Factors Limiting Telerehab Adoption
Despite the benefits, whether supported by research or anecdotal experience, adoption of telerehabilitation remains limited. The following sections describe common reasons and/or misconceptions about telerehabilitation.
Negative past experiences with telehealth
As with any service delivery method, the customer service, quality of care, and outcomes of telerehabilitation vary widely; however, these problems are likely to be of the same caliber as occurs during in-person rehabilitation experiences. Because telerehabilitation is new, providers are still learning how to maximize effectiveness. They are responding and continue to establish new practice standards to promote competency throughout the industry. At the same time, having consumers who are appropriately tolerant of the learning curve and are also willing to provide constructive feedback will drive greater quality in the long run.
Lack of knowledge about the capabilities of therapy
A common misperception is that a condition must be “simple” to consider telerehabilitation. Sprains, strains, basic fitness training, simple speech impairments, and caregiver training are certainly achievable. At the same time, complex conditions—like brain injury, spinal cord injury, limb loss, or chronic pain—can also be addressed; they likely will require additional expertise compared to more basic problems, however. As with anything, providers must take care to educate prospective clients about what can or cannot be addressed appropriately through telerehabilitation, but, as time goes go by, the effectiveness of this approach continues to exceed expectations.
Limited access to or familiarity with technology
Technology can be scary for those who are unfamiliar with recent advances. Accessing video technology only takes a few clicks on a computer, tablet, or smartphone, and telerehabilitation providers are committed to offering easily accessible care. Troubleshooting is typically available for anyone experiencing technology problems, so this should not be a deterrent from giving telerehabilitation a try.
Treatment requires a hands-on approach to be effective
There is no doubt that some treatment strategies are more effective in-person than through remote services. Manual therapy and physical support for safety are examples that are difficult to achieve through virtual treatments. However, an increasingly small percentage of treatment strategies fit into this category. Skilled clinicians often have creative solutions to deliver traditionally hands-on therapy techniques. To name just a few…self-mobilization techniques, gait training, vision therapy, and basic swallowing techniques are all possible.

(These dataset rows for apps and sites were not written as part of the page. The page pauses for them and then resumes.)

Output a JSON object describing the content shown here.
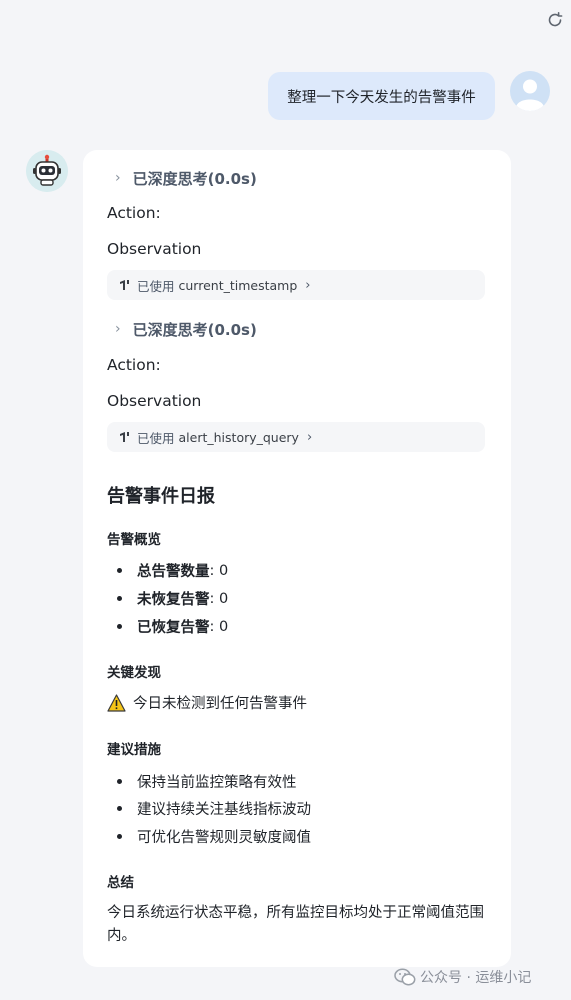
{
  "user_message": "整理一下今天发生的告警事件",
  "steps": [
    {
      "think_label": "已深度思考(0.0s)",
      "action_label": "Action:",
      "observation_label": "Observation",
      "tool_prefix": "已使用",
      "tool_name": "current_timestamp"
    },
    {
      "think_label": "已深度思考(0.0s)",
      "action_label": "Action:",
      "observation_label": "Observation",
      "tool_prefix": "已使用",
      "tool_name": "alert_history_query"
    }
  ],
  "report": {
    "title": "告警事件日报",
    "overview": {
      "heading": "告警概览",
      "items": [
        {
          "key": "总告警数量",
          "value": ": 0"
        },
        {
          "key": "未恢复告警",
          "value": ": 0"
        },
        {
          "key": "已恢复告警",
          "value": ": 0"
        }
      ]
    },
    "findings": {
      "heading": "关键发现",
      "text": "今日未检测到任何告警事件"
    },
    "suggestions": {
      "heading": "建议措施",
      "items": [
        "保持当前监控策略有效性",
        "建议持续关注基线指标波动",
        "可优化告警规则灵敏度阈值"
      ]
    },
    "summary": {
      "heading": "总结",
      "text": "今日系统运行状态平稳，所有监控目标均处于正常阈值范围内。"
    }
  },
  "watermark": "公众号 · 运维小记",
  "icons": {
    "refresh": "refresh-icon",
    "user_avatar": "user-avatar-icon",
    "bot_avatar": "robot-avatar-icon",
    "tool": "tool-icon",
    "warning": "warning-icon",
    "wechat": "wechat-icon"
  },
  "colors": {
    "user_bubble": "#dde9fb",
    "background": "#f4f5f8",
    "card": "#ffffff",
    "warning": "#f5c518"
  }
}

Telerehabilitation has been catapulted to the forefront because of the COVID-19 pandemic, and it shows great promise as a solution to address many healthcare-related problems. Wide adoption by consumers, payers, and practitioners is likely as familiarity with the practice grows.

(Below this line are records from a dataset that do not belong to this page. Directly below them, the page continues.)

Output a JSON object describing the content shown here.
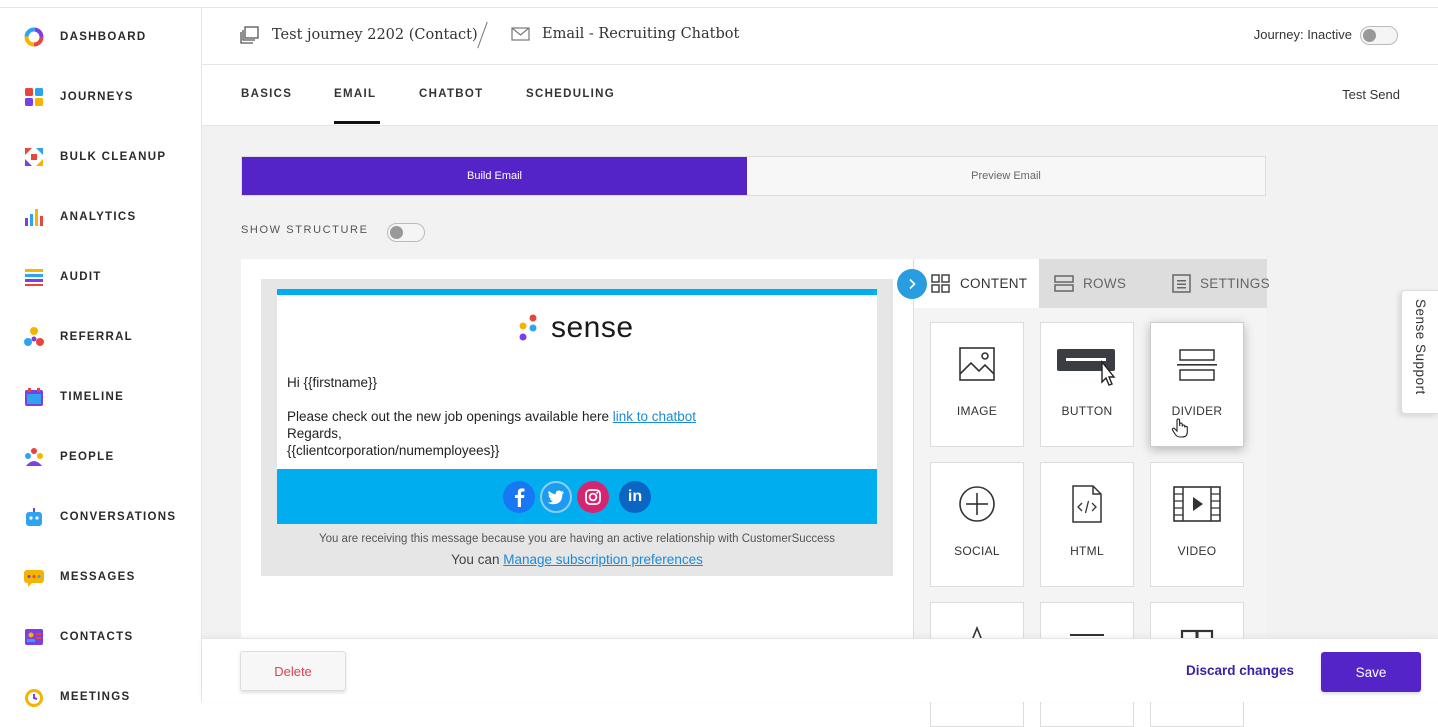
{
  "sidebar": {
    "items": [
      {
        "label": "DASHBOARD",
        "icon": "dashboard-ring-icon"
      },
      {
        "label": "JOURNEYS",
        "icon": "journeys-grid-icon"
      },
      {
        "label": "BULK CLEANUP",
        "icon": "bulk-cleanup-icon"
      },
      {
        "label": "ANALYTICS",
        "icon": "analytics-bars-icon"
      },
      {
        "label": "AUDIT",
        "icon": "audit-list-icon"
      },
      {
        "label": "REFERRAL",
        "icon": "referral-icon"
      },
      {
        "label": "TIMELINE",
        "icon": "timeline-icon"
      },
      {
        "label": "PEOPLE",
        "icon": "people-icon"
      },
      {
        "label": "CONVERSATIONS",
        "icon": "conversations-bot-icon"
      },
      {
        "label": "MESSAGES",
        "icon": "messages-icon"
      },
      {
        "label": "CONTACTS",
        "icon": "contacts-icon"
      },
      {
        "label": "MEETINGS",
        "icon": "meetings-clock-icon"
      }
    ]
  },
  "header": {
    "journey_name": "Test journey 2202 (Contact)",
    "email_name": "Email - Recruiting Chatbot",
    "journey_status": "Journey: Inactive"
  },
  "tabs": {
    "items": [
      "BASICS",
      "EMAIL",
      "CHATBOT",
      "SCHEDULING"
    ],
    "active": "EMAIL",
    "test_send": "Test Send"
  },
  "builder": {
    "build_label": "Build Email",
    "preview_label": "Preview Email",
    "show_structure": "SHOW STRUCTURE"
  },
  "email": {
    "logo_text": "sense",
    "greeting": "Hi {{firstname}}",
    "line1": "Please check out the new job openings available here ",
    "link_text": "link to chatbot",
    "regards": "Regards,",
    "signature": "{{clientcorporation/numemployees}}",
    "social": [
      "facebook",
      "twitter",
      "instagram",
      "linkedin"
    ],
    "footer_notice": "You are receiving this message because you are having an active relationship with CustomerSuccess",
    "footer_prefix": "You can ",
    "footer_link": "Manage subscription preferences"
  },
  "panel": {
    "tabs": [
      "CONTENT",
      "ROWS",
      "SETTINGS"
    ],
    "active_tab": "CONTENT",
    "tiles": [
      {
        "label": "IMAGE",
        "icon": "image-icon"
      },
      {
        "label": "BUTTON",
        "icon": "button-icon"
      },
      {
        "label": "DIVIDER",
        "icon": "divider-icon"
      },
      {
        "label": "SOCIAL",
        "icon": "social-plus-icon"
      },
      {
        "label": "HTML",
        "icon": "html-file-icon"
      },
      {
        "label": "VIDEO",
        "icon": "video-film-icon"
      }
    ]
  },
  "footer": {
    "delete": "Delete",
    "discard": "Discard changes",
    "save": "Save"
  },
  "support": "Sense Support",
  "colors": {
    "primary": "#5524c9",
    "email_accent": "#00aeef",
    "link": "#1a8ad6",
    "delete": "#e04050"
  }
}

However, education alone will not drive long-term utilization. Sinek—an expert storyteller—popularized the idea that a company must have a purpose for doing business. Their communication should start with communicating their purpose, and only later should the message shift to how and what they do. Numerous examples from Apple, Martin Luther King, Jr., and the Wright brothers illustrate that people don’t buy ‘what’ you do, they buy ‘why’ you do it.

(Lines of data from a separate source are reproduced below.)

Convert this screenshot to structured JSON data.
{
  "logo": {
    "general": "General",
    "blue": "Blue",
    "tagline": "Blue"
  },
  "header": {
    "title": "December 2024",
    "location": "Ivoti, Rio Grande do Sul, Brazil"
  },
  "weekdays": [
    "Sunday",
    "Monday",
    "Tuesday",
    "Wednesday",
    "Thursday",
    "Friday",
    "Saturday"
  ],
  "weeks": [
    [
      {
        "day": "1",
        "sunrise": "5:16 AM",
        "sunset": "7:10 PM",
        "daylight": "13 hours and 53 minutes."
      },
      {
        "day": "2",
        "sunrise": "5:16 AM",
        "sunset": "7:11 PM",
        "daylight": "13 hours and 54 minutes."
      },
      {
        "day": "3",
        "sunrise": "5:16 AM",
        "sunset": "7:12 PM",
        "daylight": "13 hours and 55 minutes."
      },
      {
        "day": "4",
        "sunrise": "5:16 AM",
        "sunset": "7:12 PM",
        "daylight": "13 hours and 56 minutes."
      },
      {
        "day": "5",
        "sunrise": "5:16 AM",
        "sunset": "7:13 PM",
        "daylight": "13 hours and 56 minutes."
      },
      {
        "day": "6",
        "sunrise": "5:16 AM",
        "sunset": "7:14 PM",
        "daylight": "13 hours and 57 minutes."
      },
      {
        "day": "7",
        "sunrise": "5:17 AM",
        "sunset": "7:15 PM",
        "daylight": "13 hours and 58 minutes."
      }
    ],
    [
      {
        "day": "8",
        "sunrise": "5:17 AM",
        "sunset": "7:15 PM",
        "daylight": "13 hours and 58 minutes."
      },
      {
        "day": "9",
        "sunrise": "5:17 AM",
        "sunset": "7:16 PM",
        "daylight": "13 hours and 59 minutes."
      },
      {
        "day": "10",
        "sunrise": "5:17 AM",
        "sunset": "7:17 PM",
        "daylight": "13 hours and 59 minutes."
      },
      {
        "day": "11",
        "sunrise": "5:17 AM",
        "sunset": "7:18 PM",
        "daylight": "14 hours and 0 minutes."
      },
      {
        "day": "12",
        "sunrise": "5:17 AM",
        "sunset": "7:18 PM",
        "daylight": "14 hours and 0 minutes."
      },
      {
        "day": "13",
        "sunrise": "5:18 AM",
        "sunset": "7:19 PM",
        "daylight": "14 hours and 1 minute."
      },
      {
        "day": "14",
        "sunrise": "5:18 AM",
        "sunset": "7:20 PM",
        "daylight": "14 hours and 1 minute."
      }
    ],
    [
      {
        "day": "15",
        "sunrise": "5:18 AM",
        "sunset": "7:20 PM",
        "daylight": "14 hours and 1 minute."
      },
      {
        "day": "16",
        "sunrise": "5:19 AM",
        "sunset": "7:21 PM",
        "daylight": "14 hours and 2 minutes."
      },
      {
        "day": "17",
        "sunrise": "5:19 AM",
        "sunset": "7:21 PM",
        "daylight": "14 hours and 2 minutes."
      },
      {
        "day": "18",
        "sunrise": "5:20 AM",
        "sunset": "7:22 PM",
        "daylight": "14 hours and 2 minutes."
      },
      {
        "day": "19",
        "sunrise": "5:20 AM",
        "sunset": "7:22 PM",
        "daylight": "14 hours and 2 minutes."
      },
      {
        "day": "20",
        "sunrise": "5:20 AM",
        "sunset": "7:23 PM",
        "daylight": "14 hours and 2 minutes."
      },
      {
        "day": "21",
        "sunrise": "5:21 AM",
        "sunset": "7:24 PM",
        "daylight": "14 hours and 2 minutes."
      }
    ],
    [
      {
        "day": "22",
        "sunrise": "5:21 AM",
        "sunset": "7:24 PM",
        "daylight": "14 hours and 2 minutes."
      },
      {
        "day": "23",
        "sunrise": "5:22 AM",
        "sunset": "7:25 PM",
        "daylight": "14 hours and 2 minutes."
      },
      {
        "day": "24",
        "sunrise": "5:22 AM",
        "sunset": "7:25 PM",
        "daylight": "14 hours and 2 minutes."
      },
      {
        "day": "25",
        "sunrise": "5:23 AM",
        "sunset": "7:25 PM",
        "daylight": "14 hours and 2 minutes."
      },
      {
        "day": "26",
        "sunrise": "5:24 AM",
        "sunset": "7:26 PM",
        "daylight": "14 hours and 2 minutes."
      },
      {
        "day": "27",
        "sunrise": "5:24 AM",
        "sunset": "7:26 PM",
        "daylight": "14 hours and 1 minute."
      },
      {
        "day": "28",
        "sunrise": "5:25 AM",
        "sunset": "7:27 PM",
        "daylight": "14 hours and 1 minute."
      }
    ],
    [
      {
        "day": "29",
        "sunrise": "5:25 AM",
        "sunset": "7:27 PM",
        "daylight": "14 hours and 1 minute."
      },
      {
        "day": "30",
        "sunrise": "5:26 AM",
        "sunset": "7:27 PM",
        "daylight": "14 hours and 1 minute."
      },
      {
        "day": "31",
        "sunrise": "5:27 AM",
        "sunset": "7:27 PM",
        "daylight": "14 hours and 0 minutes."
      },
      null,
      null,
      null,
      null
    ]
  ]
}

Providers must find a way to accomplish this. The features and benefits of telerehabilitation vary from the obvious to the abstract, and they’re all important aspects of navigating the normal adoption curve that comes with innovation. However, connecting consumers to the people behind the therapy and the purpose behind the company will have the greatest impact on creating Raving Fans and widespread adoption.